Views from ...
The first of many battles to come
Sama Bilbao y León, Director General, World Nuclear Association
With all eyes on the EU Sustainable Finance Taxonomy and whether nuclear energy will eventually be included, it is easy to lose track of the increasingly large number of sustainable finance and reporting initiatives that are now being developed around the world. The nuclear community’s ability to influence these developments will determine whether nuclear energy assets are bundled into financial instruments that are labelled as sustainable, or whether economic activities that use nuclear energy will be penalized with a non-sustainable label. This in turn will affect the ability of the industry to access sustainable financing and reduce the cost of capital for nuclear energy projects.
The EU taxonomy began development in 2017 and is the first true taxonomy to get underway, but it may not be the first to be finalised and, despite EU efforts to make it the international standard, it may not end up being the most impactful on global future energy prospects. Green taxonomies are now being introduced by several countries. This January Russia began the development of a national taxonomy, issuing a report in April indicating that nuclear energy would be included. The UK also began development of its green taxonomy in June, indicating that it will specifically examine the nuclear question. A few weeks later the UK separately and pre-emptively decided to exclude nuclear energy from the list of activities that can benefit from the issuance of green government bonds and gilts.
The issuance of these green government bonds and gilts is a related development which also often involves countries taking a decision – evidence backed or otherwise – on the sustainability of nuclear energy. Notable developments include the People’s Bank of China, which presented a first draft of its Green Bond Endorsed Project Catalogue in 2015. In Japan, the Ministry of the Environment launched the country’s green bond guidelines in 2017. France created the GreenFin label for retail investment funds in 2015 and launched its first green sovereign bond offering in 2017. Oddly, nuclear energy is excluded from the French scheme. The list of such national initiatives is growing.

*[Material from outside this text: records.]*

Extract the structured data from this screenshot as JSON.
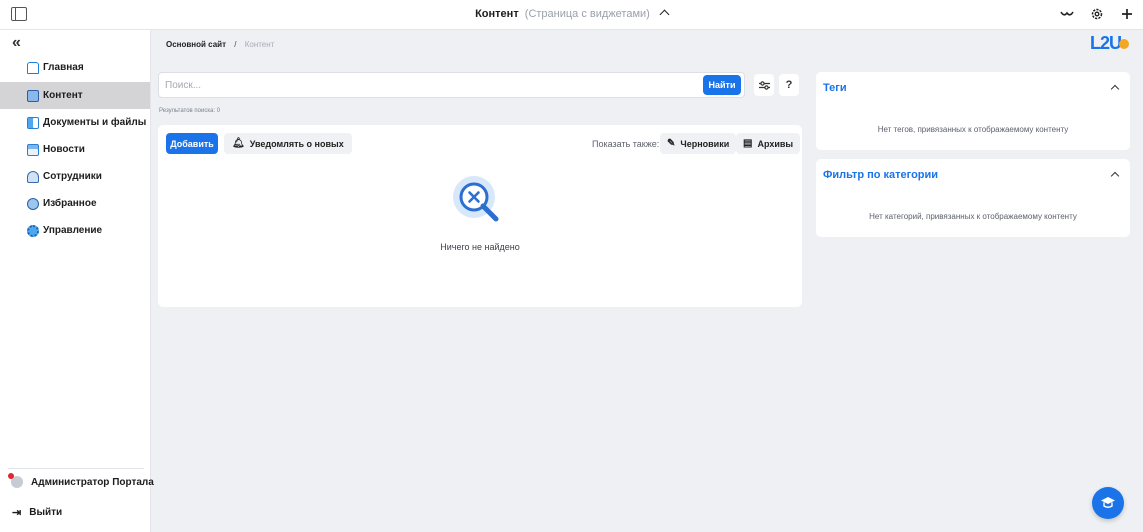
{
  "header": {
    "title": "Контент",
    "subtitle": "(Страница с виджетами)"
  },
  "sidebar": {
    "items": [
      {
        "label": "Главная",
        "icon": "home-icon"
      },
      {
        "label": "Контент",
        "icon": "content-icon",
        "active": true
      },
      {
        "label": "Документы и файлы",
        "icon": "documents-icon"
      },
      {
        "label": "Новости",
        "icon": "news-icon"
      },
      {
        "label": "Сотрудники",
        "icon": "employees-icon"
      },
      {
        "label": "Избранное",
        "icon": "favorites-icon"
      },
      {
        "label": "Управление",
        "icon": "management-icon"
      }
    ],
    "user_name": "Администратор Портала",
    "logout_label": "Выйти"
  },
  "breadcrumb": {
    "root": "Основной сайт",
    "separator": "/",
    "current": "Контент"
  },
  "logo": {
    "text": "L2U"
  },
  "search": {
    "placeholder": "Поиск...",
    "value": "",
    "button_label": "Найти",
    "results_label": "Результатов поиска: 0"
  },
  "toolbar": {
    "add_label": "Добавить",
    "notify_label": "Уведомлять о новых",
    "show_also_label": "Показать также:",
    "drafts_label": "Черновики",
    "archives_label": "Архивы",
    "help_label": "?"
  },
  "main": {
    "empty_text": "Ничего не найдено"
  },
  "widgets": {
    "tags": {
      "title": "Теги",
      "empty_text": "Нет тегов, привязанных к отображаемому контенту"
    },
    "category_filter": {
      "title": "Фильтр по категории",
      "empty_text": "Нет категорий, привязанных к отображаемому контенту"
    }
  },
  "colors": {
    "accent": "#1a73e8",
    "background": "#eef0f4",
    "active_nav": "#d4d4d7"
  }
}
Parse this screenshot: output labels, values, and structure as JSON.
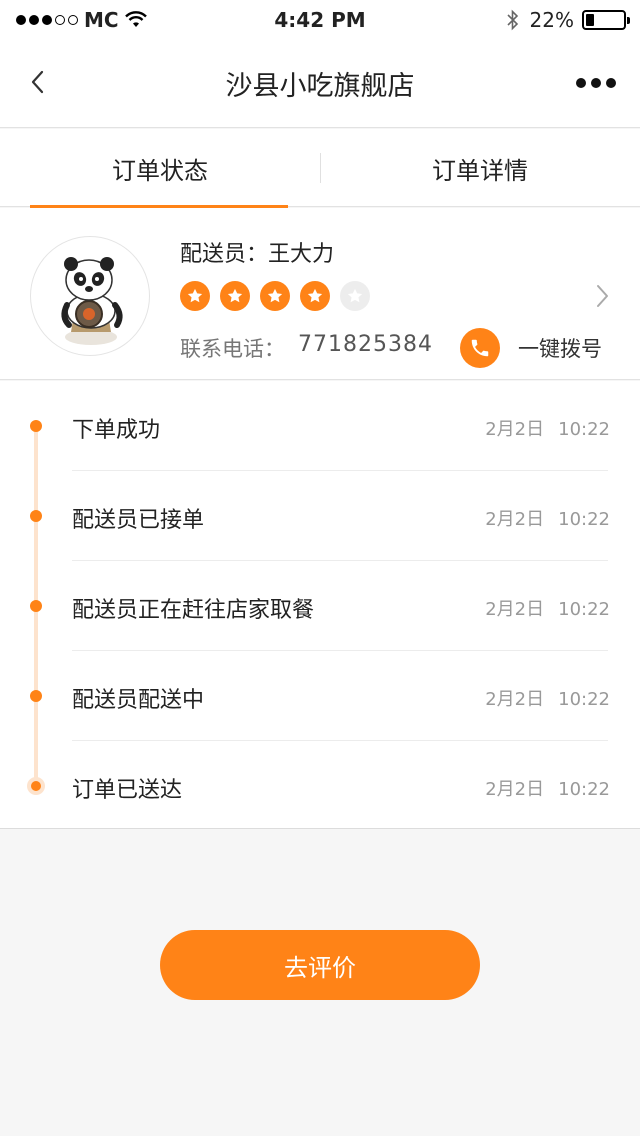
{
  "status_bar": {
    "carrier": "MC",
    "time": "4:42 PM",
    "battery": "22%"
  },
  "nav": {
    "title": "沙县小吃旗舰店"
  },
  "tabs": [
    {
      "label": "订单状态",
      "active": true
    },
    {
      "label": "订单详情",
      "active": false
    }
  ],
  "courier": {
    "name": "配送员：王大力",
    "rating": 4,
    "rating_max": 5,
    "phone_label": "联系电话：",
    "phone": "771825384",
    "call_label": "一键拨号"
  },
  "timeline": [
    {
      "text": "下单成功",
      "date": "2月2日",
      "time": "10:22"
    },
    {
      "text": "配送员已接单",
      "date": "2月2日",
      "time": "10:22"
    },
    {
      "text": "配送员正在赶往店家取餐",
      "date": "2月2日",
      "time": "10:22"
    },
    {
      "text": "配送员配送中",
      "date": "2月2日",
      "time": "10:22"
    },
    {
      "text": "订单已送达",
      "date": "2月2日",
      "time": "10:22"
    }
  ],
  "actions": {
    "review_label": "去评价"
  },
  "colors": {
    "accent": "#ff8317",
    "accent_light": "#fde3cd"
  }
}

Green financing initiatives are not only being pursued by governments. There are several efforts underway by international financial bodies to coordinate the development of global standards for green and climate finance. One such effort is the establishment of the Network of Central Banks and Supervisors for Greening the Financial System (NGFS), which aims to enhance the ability of the international financial system to manage risks and mobilise capital. Another initiative is being led by the International Financial Reporting Standards (IFRS) Foundation which, with the support of the International Organisation of Securities Commissions (IOSCO), intends to develop a common set of global standards to improve the consistency, comparability, and reliability of corporate sustainability reporting. And as recently as 7 July, the Financial Stability Board (FSB) released a roadmap for the development and adoption of global standards on climate risks which it has indicated will eventually be extended to cover sustainable financing and ESG requirements.
Being excluded from these initiatives, and especially the taxonomies, does not just mean losing access to ethical investors looking to make sustainable choices, it may also create reputational risks that will make it harder to attract any kind of investment. It may also make it more difficult for the nuclear industry to win the support of key project stakeholders, creating additional risk for what is already perceived by many to be a controversial technology. Any exclusion of nuclear will be used by some to try and prevent the nuclear sector from benefiting from key climate funds and stimulus packages. Indeed, we have already seen efforts to apply the EU Taxonomy to this purpose.
These impacts could start small but as more funds are dedicated to this end, and as more financial institutions become constrained by ESG and CSR requirements they will grow, quite possibly very rapidly. The direction of travel is now clear. The global financial system is undergoing its own transition, and while for now it may be acceptable for investors to invest in ‘non-sustainable’ activities this is set to change in the coming decades.
At this stage there is no international consensus on the question of the sustainability of nuclear energy. World Nuclear Association is committed to engaging in these global initiatives and coordinating the efforts of the global nuclear community in order to ensure that nuclear energy is recognized as sustainable and rightly included. It is crucial that all low-carbon technologies are fully mobilized with appropriate financing, if the world is to decarbonise and successfully implement a sustainable and affordable energy transition.